Seeks rapid growthElisabeth Femsteinevik, Deputy Exploration Manager North Sea and Norwegian Sea at DNO Norge. Photo: Ronny Setså

Seeks rapid growth

DNO is the oldest oil and gas company in Norway, founded in 1971. With its 50th anniversary coming up in 2021, the company has set a high target through its 50 by 50 ambition (50 000 barrels of oil per day (bopd) production on the Norwegian continental shelf (NCS) by the 50th anniversary).

– We are looking to grow on the NCS, said Elisabeth Femsteinevik, Deputy Exploration Manager North Sea and Norwegian Sea at DNO Norge, during the NCS Exploration Strategy 2019 conference in Stavanger on November 21th.

During the first half of 2019, DNO produced on average 16 900 bopd.
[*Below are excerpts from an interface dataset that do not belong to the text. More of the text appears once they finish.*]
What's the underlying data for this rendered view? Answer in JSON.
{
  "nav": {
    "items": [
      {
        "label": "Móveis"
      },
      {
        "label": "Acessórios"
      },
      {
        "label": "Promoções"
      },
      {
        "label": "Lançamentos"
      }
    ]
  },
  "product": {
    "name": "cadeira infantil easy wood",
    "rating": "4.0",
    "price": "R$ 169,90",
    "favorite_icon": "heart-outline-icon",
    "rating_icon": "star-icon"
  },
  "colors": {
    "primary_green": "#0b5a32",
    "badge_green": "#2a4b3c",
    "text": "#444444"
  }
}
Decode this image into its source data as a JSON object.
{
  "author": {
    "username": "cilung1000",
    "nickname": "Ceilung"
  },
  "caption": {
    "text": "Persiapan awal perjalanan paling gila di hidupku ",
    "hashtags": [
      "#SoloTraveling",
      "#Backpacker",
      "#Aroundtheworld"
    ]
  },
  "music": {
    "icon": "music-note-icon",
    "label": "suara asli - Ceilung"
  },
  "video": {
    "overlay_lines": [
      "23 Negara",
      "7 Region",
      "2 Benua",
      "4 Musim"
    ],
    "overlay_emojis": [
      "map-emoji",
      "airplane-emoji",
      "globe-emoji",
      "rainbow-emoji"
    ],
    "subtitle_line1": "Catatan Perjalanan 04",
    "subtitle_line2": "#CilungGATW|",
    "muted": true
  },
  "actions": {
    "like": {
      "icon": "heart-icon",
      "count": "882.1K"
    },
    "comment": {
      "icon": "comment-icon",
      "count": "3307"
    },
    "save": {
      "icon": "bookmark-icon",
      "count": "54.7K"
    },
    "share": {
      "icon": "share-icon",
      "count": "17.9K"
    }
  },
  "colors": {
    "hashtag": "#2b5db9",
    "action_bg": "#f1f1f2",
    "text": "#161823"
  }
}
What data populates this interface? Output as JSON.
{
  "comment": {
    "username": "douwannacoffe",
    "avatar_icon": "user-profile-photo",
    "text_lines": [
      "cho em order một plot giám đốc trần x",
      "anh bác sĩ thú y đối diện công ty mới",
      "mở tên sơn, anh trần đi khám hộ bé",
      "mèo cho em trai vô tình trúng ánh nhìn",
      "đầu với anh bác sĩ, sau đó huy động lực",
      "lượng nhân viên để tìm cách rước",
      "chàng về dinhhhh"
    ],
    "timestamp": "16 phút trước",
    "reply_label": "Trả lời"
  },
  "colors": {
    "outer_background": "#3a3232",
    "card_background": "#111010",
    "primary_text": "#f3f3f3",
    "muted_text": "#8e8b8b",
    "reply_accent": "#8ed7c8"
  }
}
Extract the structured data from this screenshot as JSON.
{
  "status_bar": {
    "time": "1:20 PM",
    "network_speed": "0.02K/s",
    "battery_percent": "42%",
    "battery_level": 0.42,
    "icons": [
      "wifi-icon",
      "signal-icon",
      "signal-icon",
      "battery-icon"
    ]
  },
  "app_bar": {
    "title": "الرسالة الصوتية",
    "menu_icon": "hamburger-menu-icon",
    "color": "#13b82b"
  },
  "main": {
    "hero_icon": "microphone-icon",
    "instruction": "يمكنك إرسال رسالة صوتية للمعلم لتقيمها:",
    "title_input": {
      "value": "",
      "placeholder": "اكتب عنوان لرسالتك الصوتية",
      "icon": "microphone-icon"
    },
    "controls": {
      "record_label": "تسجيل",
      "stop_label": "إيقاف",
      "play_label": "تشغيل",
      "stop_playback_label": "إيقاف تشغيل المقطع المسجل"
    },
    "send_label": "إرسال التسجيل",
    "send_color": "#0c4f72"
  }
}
That means one or several aquisitions will be needed to reach the company’s target.

However, Femsteinevik also said DNO will continue to grow through exploration and maturing its portfolio which includes 86 licences on the NCS.

In 2020, the company may drill up to five exploration wells in the North Sea, three in the Norwegian Sea and one in the Barents Sea.

– Looking further out, our target is about 6 – 8 exploration wells per year.

The best possible database

While DNO started its activities on the NCS in the early 1970s, it has since ventured out abroad and become a significant player in the Middle East with production in Kurdistan and exploration and development assets in Yemen.

DNO re-entered Norway in 2017 with the aquisition of Origo Exploration and expanded its Norwegian footprint this year by aquiring Faroe Petroleum.

– As such, we are a new company and currently focusing on managing our portfolio and our opportunities. We have a broad and diverse portfolio of assets spread over different trap types, exploration themes (frontier, growth and infrastructure driven exploration), risk categories and plays.

According to Femsteinevik, the company’s philosophy when it comes to making good decisions on their exploration portfolio is to first and foremost have the best possible database.

– Tools and new technology are important as well, but those won’t help you if you start out with poor data.